It was probably the summer of 1992. Flicking through cassette tapes (Google them) and CDs at a regional record shop in a rundown seaside town. “They’ve got two drummers, they must be heavy as fuck” my young school pal and bandmate begins. I’m sold. I buy it, without listening. It a) is Slanted and Enchanted, the debut full-length album from Californian band Pavement, b) not heavy as fuck, c) changes the way I think about music for the rest of my life.
Was a distant voice
Made me make a choice
That I had to get the fuck out of this town
‘Cause I got a lot of things to do, a lot of places to go
Box Elder, 1989
The reason I’m riding this particular nostalgia locomotive? Talented creative Anthony Gerace has a Kickstarter in progress called Box Elder. Box Elder is one of my favourite songs by one of my favourite bands, Pavement. There’s a little more to it than that, though. Firstly, I’ve been speaking with Gerace lately about his project, The Seaside Town Index (more on that soon), chiefly as we both grew up in seaside towns – albeit on different sides of the Atlantic. And, as anybody who’s grown up in a seaside town knows, those lyrics will resonate.

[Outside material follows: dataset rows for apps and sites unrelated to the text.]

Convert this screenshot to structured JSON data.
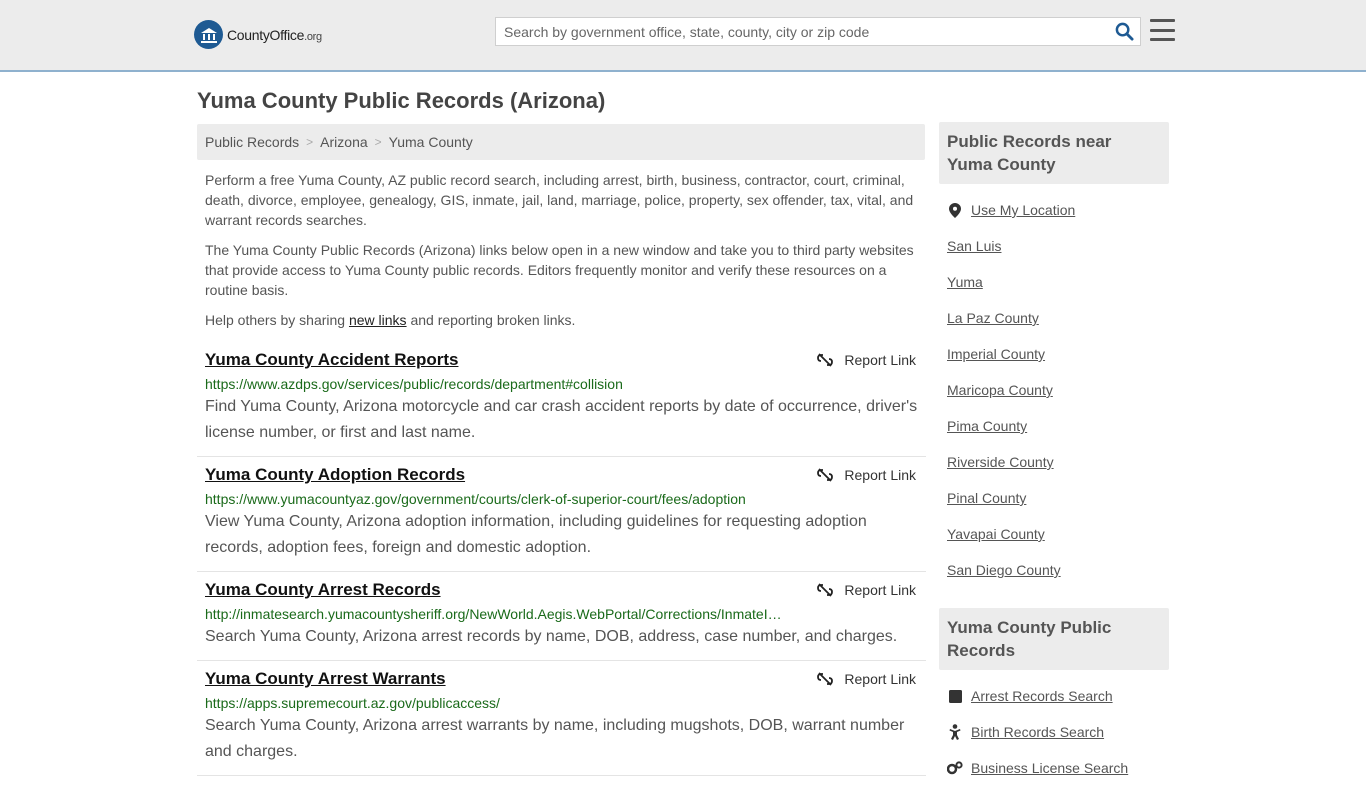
{
  "header": {
    "logo_name": "CountyOffice",
    "logo_tld": ".org",
    "search_placeholder": "Search by government office, state, county, city or zip code",
    "icons": {
      "search": "search-icon",
      "menu": "hamburger-menu-icon"
    },
    "accent_color": "#1e5a93"
  },
  "page": {
    "title": "Yuma County Public Records (Arizona)",
    "breadcrumb": [
      "Public Records",
      "Arizona",
      "Yuma County"
    ],
    "intro_1": "Perform a free Yuma County, AZ public record search, including arrest, birth, business, contractor, court, criminal, death, divorce, employee, genealogy, GIS, inmate, jail, land, marriage, police, property, sex offender, tax, vital, and warrant records searches.",
    "intro_2": "The Yuma County Public Records (Arizona) links below open in a new window and take you to third party websites that provide access to Yuma County public records. Editors frequently monitor and verify these resources on a routine basis.",
    "help_before": "Help others by sharing ",
    "help_link": "new links",
    "help_after": " and reporting broken links."
  },
  "results": [
    {
      "title": "Yuma County Accident Reports",
      "url": "https://www.azdps.gov/services/public/records/department#collision",
      "desc": "Find Yuma County, Arizona motorcycle and car crash accident reports by date of occurrence, driver's license number, or first and last name.",
      "report": "Report Link"
    },
    {
      "title": "Yuma County Adoption Records",
      "url": "https://www.yumacountyaz.gov/government/courts/clerk-of-superior-court/fees/adoption",
      "desc": "View Yuma County, Arizona adoption information, including guidelines for requesting adoption records, adoption fees, foreign and domestic adoption.",
      "report": "Report Link"
    },
    {
      "title": "Yuma County Arrest Records",
      "url": "http://inmatesearch.yumacountysheriff.org/NewWorld.Aegis.WebPortal/Corrections/InmateInquiry.aspx",
      "desc": "Search Yuma County, Arizona arrest records by name, DOB, address, case number, and charges.",
      "report": "Report Link"
    },
    {
      "title": "Yuma County Arrest Warrants",
      "url": "https://apps.supremecourt.az.gov/publicaccess/",
      "desc": "Search Yuma County, Arizona arrest warrants by name, including mugshots, DOB, warrant number and charges.",
      "report": "Report Link"
    }
  ],
  "sidebar": {
    "nearby_title": "Public Records near Yuma County",
    "use_location": "Use My Location",
    "nearby": [
      "San Luis",
      "Yuma",
      "La Paz County",
      "Imperial County",
      "Maricopa County",
      "Pima County",
      "Riverside County",
      "Pinal County",
      "Yavapai County",
      "San Diego County"
    ],
    "records_title": "Yuma County Public Records",
    "records": [
      {
        "label": "Arrest Records Search",
        "icon": "square-icon"
      },
      {
        "label": "Birth Records Search",
        "icon": "baby-icon"
      },
      {
        "label": "Business License Search",
        "icon": "gears-icon"
      }
    ]
  }
}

Secondly, there’s much in Malkmus and Kannberg’s music that Anthony conveys through his photography – a preoccupation with the ordinary, a fascination with humble Americana, simplicity paired with an unorthodox leaning, a penchant for sadness, for emotion. The London-based photographer pries into ordinariness with intrigue, a compulsion to learn, to explore.

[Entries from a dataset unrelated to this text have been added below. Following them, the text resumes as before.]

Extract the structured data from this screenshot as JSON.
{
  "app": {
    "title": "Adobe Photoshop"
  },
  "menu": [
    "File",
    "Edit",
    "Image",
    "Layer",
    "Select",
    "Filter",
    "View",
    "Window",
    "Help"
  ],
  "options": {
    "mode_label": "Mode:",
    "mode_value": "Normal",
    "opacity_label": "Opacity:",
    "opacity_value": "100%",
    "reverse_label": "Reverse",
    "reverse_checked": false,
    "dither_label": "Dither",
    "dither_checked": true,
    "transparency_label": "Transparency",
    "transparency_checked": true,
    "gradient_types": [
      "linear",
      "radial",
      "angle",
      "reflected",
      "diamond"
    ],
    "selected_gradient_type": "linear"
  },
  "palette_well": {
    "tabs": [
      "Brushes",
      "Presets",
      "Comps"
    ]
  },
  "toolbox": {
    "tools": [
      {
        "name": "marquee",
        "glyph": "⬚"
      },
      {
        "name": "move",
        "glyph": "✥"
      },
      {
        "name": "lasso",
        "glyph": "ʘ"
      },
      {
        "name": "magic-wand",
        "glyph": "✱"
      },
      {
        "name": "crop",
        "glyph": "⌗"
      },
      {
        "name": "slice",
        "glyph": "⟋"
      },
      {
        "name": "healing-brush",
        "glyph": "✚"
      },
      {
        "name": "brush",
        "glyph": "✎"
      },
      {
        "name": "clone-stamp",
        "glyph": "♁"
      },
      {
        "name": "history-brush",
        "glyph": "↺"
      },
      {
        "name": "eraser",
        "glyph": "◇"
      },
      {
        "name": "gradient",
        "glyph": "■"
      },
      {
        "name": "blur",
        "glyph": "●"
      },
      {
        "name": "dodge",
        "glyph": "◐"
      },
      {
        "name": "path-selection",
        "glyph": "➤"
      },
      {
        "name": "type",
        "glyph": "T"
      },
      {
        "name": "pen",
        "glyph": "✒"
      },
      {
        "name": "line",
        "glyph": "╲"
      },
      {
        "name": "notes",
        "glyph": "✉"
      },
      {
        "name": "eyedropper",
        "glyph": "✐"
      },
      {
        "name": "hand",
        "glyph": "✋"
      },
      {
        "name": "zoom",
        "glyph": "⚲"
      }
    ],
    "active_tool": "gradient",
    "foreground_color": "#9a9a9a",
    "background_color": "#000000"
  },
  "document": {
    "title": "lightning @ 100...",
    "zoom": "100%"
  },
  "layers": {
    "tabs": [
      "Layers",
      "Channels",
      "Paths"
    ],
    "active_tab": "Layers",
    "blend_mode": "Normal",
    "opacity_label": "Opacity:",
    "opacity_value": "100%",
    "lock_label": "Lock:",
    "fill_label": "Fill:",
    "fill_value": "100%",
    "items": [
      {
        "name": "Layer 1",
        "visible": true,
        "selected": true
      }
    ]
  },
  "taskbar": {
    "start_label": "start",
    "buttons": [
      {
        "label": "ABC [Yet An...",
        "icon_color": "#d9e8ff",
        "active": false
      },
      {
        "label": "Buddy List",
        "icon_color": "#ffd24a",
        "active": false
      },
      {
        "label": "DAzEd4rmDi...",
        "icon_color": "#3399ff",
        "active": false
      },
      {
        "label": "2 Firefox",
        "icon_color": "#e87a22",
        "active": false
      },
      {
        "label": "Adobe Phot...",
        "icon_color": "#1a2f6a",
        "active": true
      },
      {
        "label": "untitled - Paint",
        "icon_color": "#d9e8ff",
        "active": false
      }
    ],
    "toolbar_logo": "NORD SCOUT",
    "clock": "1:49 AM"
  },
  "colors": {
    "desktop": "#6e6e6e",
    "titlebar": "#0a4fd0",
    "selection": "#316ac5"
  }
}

And it is exploration that’s key to Anthony’s Box Elder Kickstarter; land fringed by the desert and the Great Salt Lake, Utah’s Box Elder County is the living, breathing embodiment of slumbering Americana – unflinching landscape steeped in American history, art, wildlife, sleepy villages. Our images, taken from Gerace’s American Homes series, demonstrate the workaholic photographer/designer/artist’s casual ability to capture reality in its purest sense. I have ardent faith in Anthony’s output.
Promising prints, zines and an editioned artist book, amongst others, Anthony’s Box Elder Kickstarter represents a passionate desire to study, to reveal an America hidden to most. Drop by, pledge your support, motivate. Make. It. Happen.
Oh, and the Pavement song – my research uncovered it’s about the possibility of moving to Box Elder, Montana. But let us not allow 597 miles to get in the way of a good story.